(RAW DATA)
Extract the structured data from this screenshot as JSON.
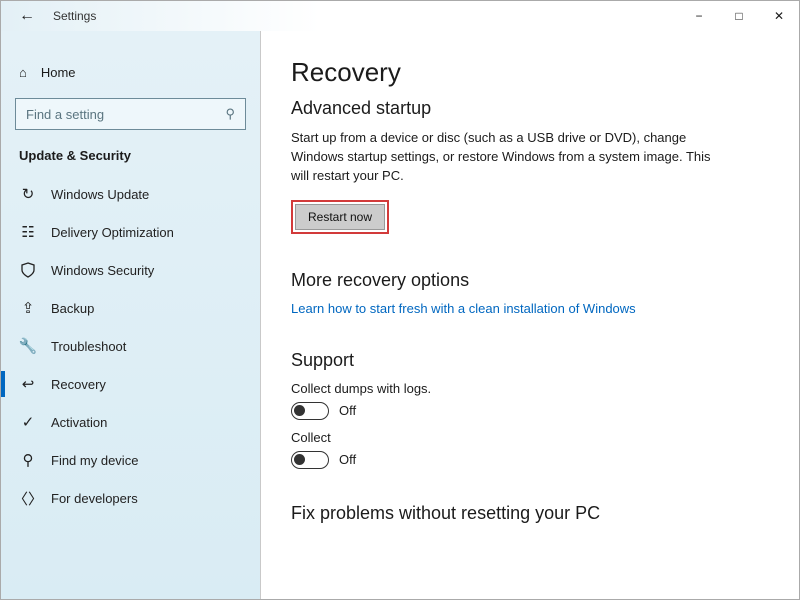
{
  "window": {
    "app_title": "Settings"
  },
  "sidebar": {
    "home_label": "Home",
    "search_placeholder": "Find a setting",
    "category_label": "Update & Security",
    "items": [
      {
        "label": "Windows Update"
      },
      {
        "label": "Delivery Optimization"
      },
      {
        "label": "Windows Security"
      },
      {
        "label": "Backup"
      },
      {
        "label": "Troubleshoot"
      },
      {
        "label": "Recovery"
      },
      {
        "label": "Activation"
      },
      {
        "label": "Find my device"
      },
      {
        "label": "For developers"
      }
    ]
  },
  "main": {
    "page_title": "Recovery",
    "advanced": {
      "heading": "Advanced startup",
      "desc": "Start up from a device or disc (such as a USB drive or DVD), change Windows startup settings, or restore Windows from a system image. This will restart your PC.",
      "button_label": "Restart now"
    },
    "more": {
      "heading": "More recovery options",
      "link_text": "Learn how to start fresh with a clean installation of Windows"
    },
    "support": {
      "heading": "Support",
      "row1_label": "Collect dumps with logs.",
      "row1_state": "Off",
      "row2_label": "Collect",
      "row2_state": "Off"
    },
    "fix_heading": "Fix problems without resetting your PC"
  }
}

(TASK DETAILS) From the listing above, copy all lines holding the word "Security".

(REPLY TO THE EXERCISE)
    "category_label": "Update & Security",
        "label": "Windows Security"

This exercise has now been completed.